(MATERIAL SHOWN Opens)

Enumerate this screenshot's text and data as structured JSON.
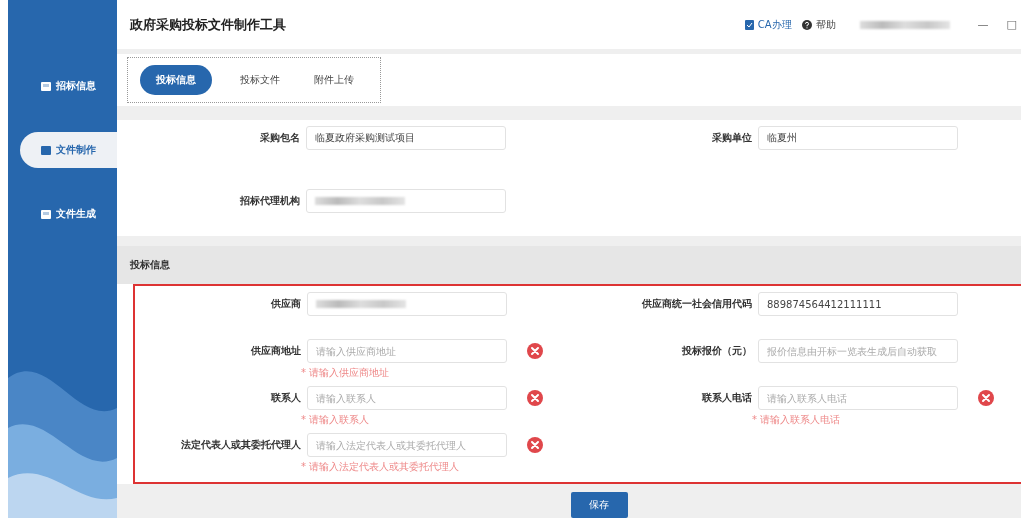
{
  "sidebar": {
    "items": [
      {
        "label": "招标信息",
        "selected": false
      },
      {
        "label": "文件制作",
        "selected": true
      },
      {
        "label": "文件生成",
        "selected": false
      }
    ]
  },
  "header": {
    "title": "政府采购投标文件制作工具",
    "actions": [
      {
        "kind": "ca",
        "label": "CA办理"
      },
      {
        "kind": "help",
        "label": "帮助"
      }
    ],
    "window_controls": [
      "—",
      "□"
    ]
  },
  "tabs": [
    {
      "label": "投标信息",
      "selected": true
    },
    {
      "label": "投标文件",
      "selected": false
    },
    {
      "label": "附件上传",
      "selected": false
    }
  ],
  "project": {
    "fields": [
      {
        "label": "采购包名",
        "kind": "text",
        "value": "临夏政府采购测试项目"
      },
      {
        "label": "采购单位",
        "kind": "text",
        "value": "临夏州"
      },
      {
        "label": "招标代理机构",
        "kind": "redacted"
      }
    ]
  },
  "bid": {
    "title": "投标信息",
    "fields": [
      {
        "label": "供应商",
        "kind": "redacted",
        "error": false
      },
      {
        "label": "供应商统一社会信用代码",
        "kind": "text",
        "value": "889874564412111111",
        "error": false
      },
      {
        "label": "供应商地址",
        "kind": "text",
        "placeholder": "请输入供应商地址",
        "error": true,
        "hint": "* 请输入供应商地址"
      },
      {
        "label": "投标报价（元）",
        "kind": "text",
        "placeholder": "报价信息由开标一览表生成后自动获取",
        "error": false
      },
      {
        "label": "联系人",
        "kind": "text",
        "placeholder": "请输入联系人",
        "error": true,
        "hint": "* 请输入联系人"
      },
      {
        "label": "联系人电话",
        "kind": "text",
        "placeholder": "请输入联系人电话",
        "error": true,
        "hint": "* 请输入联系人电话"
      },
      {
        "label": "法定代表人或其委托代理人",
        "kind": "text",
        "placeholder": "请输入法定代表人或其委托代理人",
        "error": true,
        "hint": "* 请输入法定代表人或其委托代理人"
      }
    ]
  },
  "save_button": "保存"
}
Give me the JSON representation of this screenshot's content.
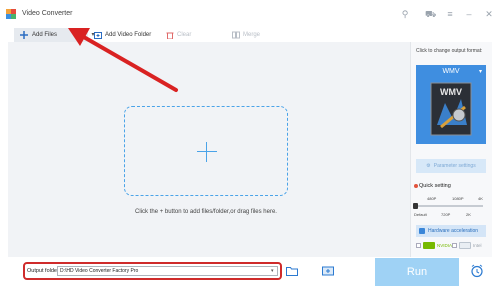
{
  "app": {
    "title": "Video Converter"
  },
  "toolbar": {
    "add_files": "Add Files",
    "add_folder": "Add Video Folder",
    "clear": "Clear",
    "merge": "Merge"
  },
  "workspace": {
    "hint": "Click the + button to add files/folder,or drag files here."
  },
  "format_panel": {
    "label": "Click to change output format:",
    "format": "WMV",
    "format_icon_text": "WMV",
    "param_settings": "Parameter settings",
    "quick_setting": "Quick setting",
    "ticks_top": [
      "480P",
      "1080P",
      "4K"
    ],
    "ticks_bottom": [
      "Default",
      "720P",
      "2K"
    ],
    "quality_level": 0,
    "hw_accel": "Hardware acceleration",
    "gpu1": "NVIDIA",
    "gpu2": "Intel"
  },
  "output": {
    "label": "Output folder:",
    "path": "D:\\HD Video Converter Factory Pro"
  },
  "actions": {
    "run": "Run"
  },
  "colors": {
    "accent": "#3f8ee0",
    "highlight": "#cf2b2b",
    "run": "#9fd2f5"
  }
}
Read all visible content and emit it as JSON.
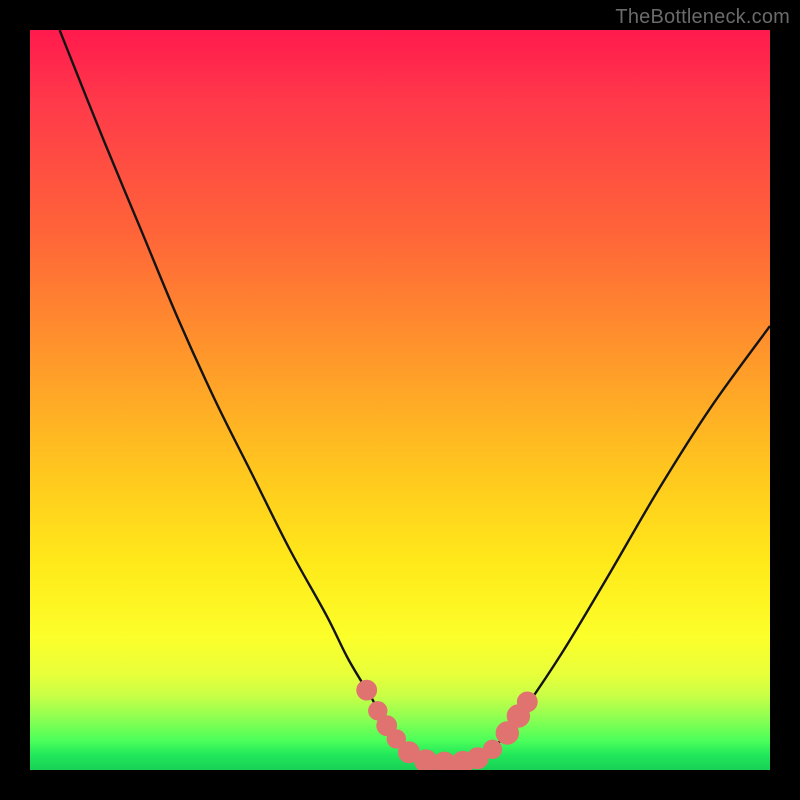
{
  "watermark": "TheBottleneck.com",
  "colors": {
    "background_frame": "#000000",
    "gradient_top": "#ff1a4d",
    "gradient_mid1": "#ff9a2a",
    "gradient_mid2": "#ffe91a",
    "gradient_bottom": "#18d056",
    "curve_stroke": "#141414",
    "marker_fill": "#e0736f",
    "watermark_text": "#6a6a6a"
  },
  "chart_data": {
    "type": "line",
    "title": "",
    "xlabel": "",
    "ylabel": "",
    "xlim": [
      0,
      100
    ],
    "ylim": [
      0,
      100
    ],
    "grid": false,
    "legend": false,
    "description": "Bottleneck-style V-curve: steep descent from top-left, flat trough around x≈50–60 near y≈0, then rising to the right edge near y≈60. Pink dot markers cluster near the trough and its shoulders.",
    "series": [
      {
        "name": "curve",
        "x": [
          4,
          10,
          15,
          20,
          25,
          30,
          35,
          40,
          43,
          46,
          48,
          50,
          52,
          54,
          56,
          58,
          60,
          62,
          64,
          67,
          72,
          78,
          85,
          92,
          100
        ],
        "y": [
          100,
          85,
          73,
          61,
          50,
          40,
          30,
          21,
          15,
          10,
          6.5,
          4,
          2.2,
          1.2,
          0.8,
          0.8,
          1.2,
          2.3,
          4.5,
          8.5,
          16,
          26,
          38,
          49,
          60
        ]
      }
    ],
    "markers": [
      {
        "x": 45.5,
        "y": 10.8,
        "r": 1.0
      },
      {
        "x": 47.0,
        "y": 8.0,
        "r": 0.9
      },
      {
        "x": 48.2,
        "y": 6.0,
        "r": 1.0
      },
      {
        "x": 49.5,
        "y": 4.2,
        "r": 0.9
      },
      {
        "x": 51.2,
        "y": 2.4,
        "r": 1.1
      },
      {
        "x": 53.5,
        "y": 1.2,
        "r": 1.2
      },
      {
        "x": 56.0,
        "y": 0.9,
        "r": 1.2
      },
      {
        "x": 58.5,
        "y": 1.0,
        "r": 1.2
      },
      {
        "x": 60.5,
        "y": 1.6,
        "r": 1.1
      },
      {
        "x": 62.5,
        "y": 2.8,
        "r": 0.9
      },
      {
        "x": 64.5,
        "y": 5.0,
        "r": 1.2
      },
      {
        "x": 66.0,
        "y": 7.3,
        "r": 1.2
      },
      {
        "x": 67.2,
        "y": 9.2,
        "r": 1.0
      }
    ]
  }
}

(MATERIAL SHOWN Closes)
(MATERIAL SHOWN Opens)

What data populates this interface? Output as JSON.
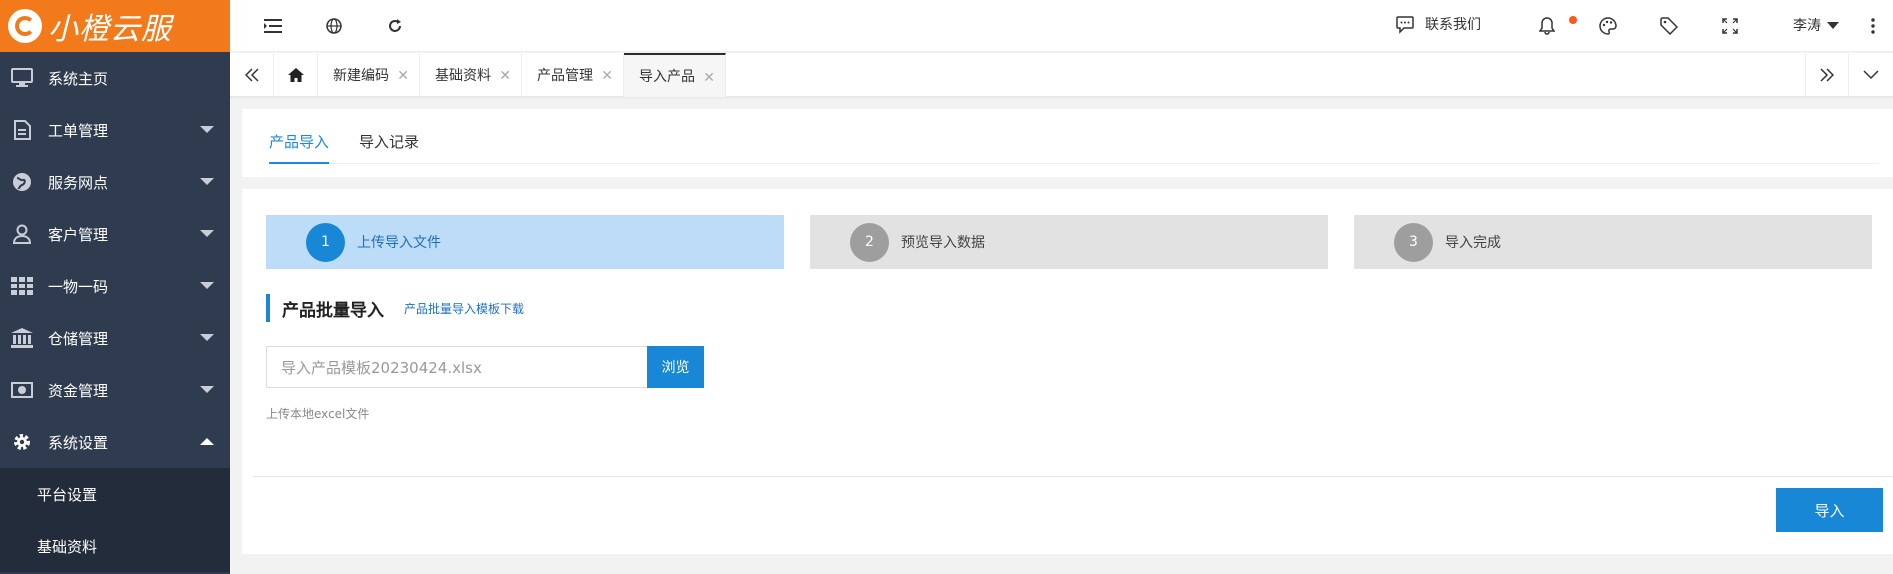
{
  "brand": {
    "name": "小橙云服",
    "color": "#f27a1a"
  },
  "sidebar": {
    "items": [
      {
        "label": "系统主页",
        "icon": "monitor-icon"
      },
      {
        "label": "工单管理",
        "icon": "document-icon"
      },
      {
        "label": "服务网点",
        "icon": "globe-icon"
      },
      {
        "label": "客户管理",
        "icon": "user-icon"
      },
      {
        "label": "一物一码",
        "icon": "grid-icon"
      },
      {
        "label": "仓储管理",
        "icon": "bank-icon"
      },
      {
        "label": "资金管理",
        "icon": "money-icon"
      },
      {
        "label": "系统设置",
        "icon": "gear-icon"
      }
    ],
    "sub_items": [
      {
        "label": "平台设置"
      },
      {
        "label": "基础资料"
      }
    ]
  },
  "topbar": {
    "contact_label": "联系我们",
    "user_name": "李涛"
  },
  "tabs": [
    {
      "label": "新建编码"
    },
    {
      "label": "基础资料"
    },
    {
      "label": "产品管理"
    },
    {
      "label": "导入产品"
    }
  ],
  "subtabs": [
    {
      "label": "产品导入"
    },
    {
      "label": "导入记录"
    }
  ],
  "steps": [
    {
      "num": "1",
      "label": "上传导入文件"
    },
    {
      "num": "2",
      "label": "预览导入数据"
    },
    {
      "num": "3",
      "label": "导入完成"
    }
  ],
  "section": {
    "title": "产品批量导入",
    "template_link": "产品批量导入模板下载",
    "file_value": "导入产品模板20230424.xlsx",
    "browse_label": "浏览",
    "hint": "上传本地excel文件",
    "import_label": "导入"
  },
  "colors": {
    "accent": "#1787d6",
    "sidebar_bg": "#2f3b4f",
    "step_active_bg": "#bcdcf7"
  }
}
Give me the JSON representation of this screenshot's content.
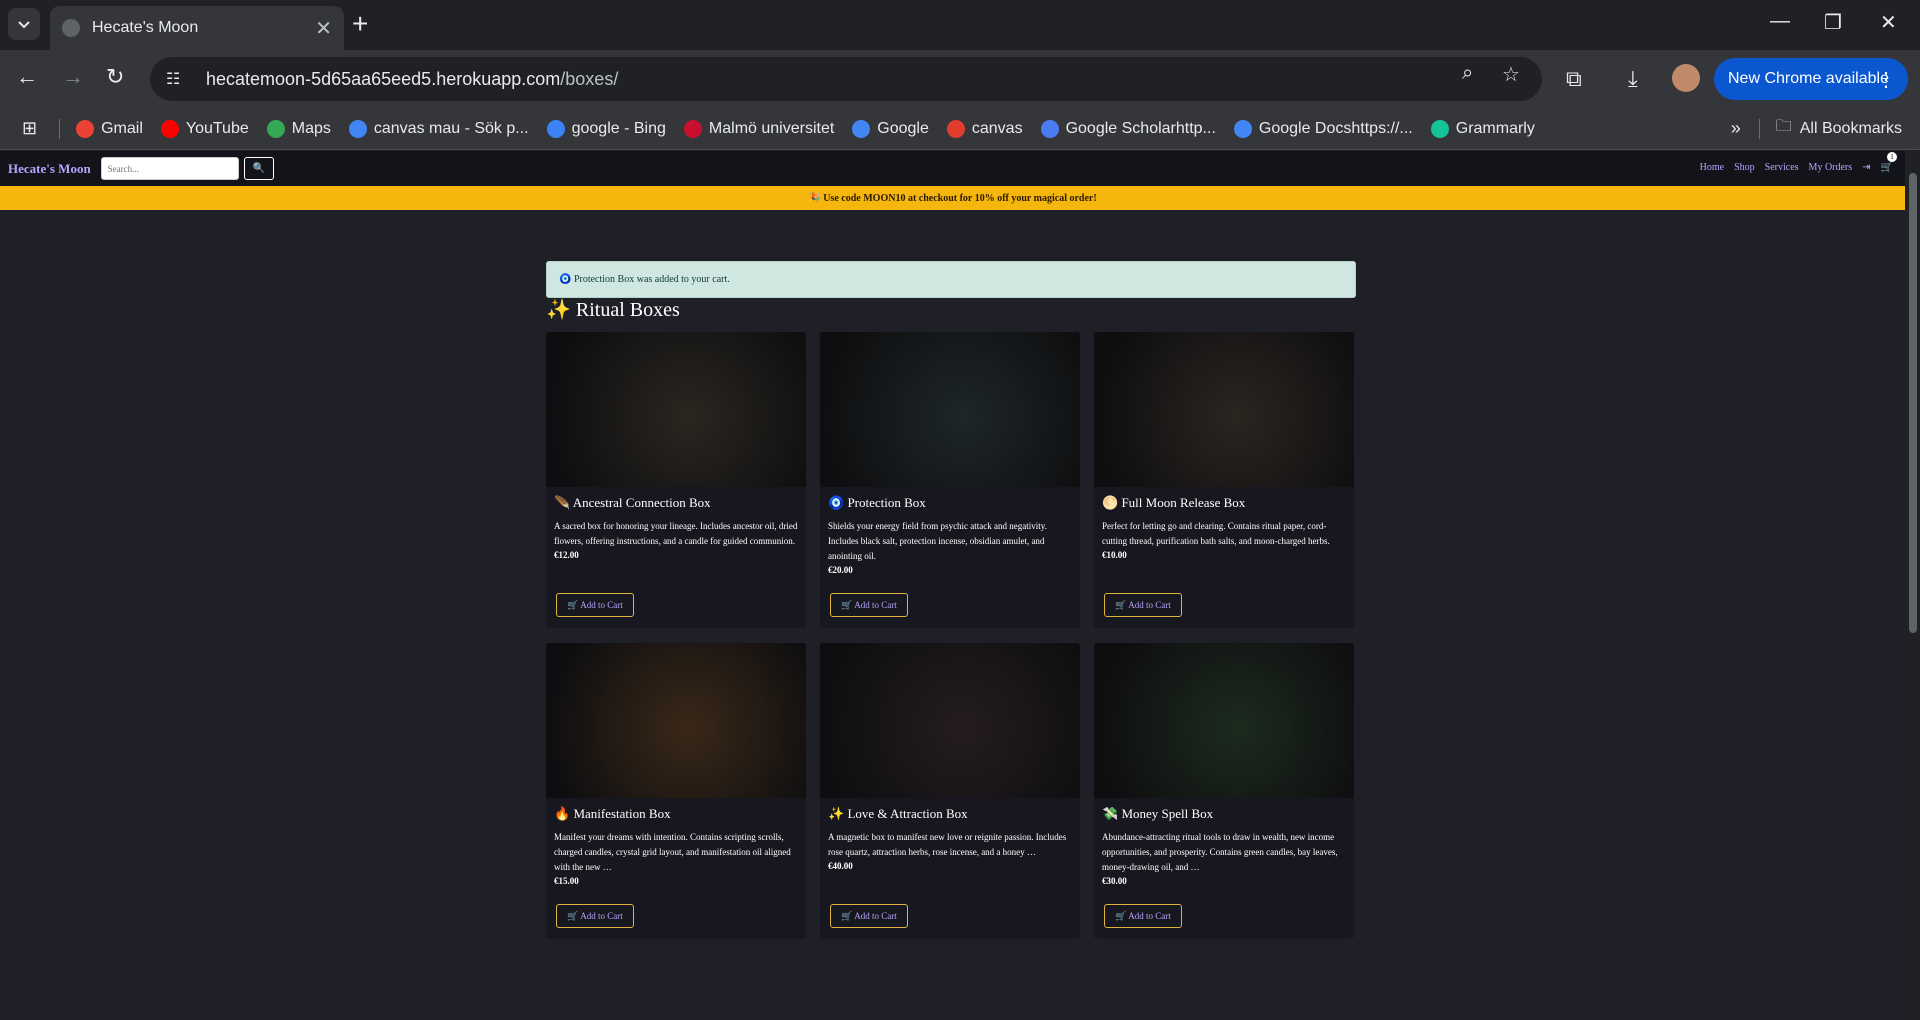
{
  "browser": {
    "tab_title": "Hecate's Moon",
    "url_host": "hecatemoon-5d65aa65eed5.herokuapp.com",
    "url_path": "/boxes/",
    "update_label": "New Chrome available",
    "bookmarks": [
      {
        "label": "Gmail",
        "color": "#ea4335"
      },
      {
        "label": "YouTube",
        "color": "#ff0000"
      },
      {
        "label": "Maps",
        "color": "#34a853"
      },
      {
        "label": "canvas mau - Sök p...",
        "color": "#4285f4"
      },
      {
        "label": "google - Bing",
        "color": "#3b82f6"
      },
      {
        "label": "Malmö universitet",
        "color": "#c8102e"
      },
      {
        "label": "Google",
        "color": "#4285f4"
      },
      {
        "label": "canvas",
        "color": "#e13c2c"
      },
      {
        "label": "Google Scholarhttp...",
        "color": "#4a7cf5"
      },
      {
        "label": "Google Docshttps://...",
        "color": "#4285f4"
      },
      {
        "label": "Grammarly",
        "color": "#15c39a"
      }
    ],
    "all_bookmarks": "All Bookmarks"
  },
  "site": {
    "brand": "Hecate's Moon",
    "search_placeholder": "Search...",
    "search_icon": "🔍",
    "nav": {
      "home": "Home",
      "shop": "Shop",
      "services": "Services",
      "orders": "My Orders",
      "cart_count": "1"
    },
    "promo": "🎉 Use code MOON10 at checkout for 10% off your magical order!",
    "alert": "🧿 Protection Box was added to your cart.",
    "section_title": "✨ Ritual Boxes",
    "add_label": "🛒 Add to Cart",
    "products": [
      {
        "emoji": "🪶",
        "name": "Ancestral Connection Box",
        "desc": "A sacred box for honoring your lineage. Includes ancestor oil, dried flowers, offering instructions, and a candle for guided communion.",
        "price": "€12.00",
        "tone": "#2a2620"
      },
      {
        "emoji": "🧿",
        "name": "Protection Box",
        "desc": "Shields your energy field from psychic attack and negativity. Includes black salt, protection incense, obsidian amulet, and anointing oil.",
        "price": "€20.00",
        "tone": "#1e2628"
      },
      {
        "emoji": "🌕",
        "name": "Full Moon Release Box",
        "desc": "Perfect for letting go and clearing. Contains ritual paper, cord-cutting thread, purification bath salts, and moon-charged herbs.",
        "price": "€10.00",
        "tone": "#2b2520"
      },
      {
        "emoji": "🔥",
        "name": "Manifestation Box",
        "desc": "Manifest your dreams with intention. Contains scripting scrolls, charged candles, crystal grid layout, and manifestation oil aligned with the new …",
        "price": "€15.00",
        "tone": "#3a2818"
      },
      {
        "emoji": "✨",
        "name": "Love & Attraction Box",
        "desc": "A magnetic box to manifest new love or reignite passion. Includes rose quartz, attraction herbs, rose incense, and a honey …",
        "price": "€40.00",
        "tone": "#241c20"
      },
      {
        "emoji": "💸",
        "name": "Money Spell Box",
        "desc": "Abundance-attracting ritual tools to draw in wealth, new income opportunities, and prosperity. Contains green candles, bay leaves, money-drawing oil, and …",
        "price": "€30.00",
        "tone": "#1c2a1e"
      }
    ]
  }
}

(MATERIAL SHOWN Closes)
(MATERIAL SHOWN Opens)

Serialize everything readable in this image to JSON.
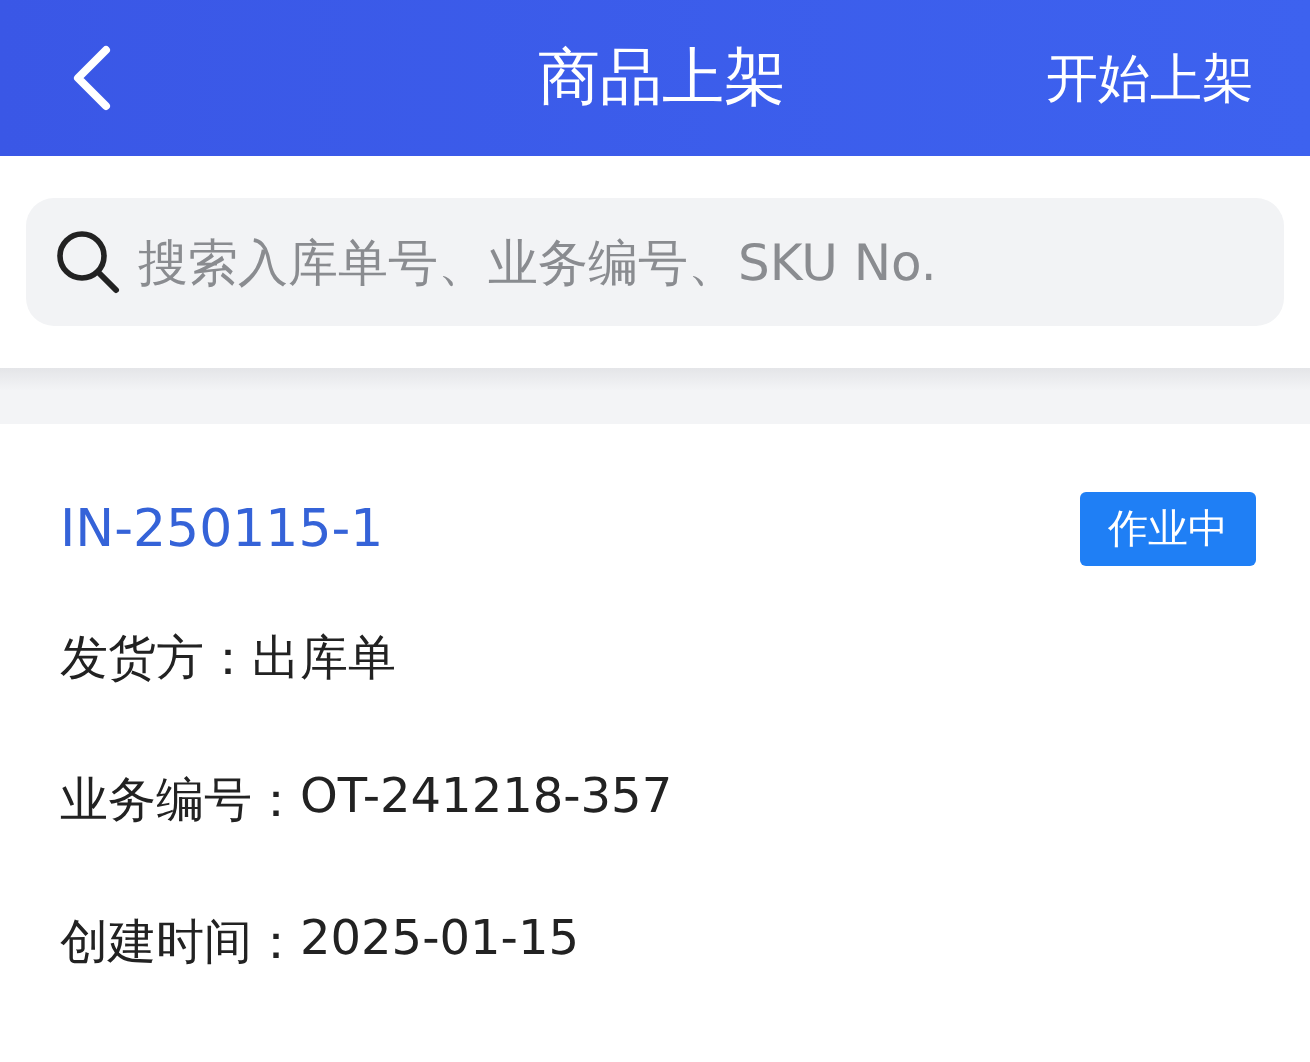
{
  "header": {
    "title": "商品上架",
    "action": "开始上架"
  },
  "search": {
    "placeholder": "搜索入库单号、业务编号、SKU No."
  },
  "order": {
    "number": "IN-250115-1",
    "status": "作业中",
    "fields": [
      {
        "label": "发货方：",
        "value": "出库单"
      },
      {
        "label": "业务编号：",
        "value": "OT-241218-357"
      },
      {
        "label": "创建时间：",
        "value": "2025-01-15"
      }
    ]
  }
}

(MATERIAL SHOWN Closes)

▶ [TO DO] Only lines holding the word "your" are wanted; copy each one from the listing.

▶ [ANSWER SPACE]
    "promo": "🎉 Use code MOON10 at checkout for 10% off your magical order!",
    "alert": "🧿 Protection Box was added to your cart.",
        "desc": "A sacred box for honoring your lineage. Includes ancestor oil, dried flowers, offering instructions, and a candle for guided communion.",
        "desc": "Shields your energy field from psychic attack and negativity. Includes black salt, protection incense, obsidian amulet, and anointing oil.",
        "desc": "Manifest your dreams with intention. Contains scripting scrolls, charged candles, crystal grid layout, and manifestation oil aligned with the new …",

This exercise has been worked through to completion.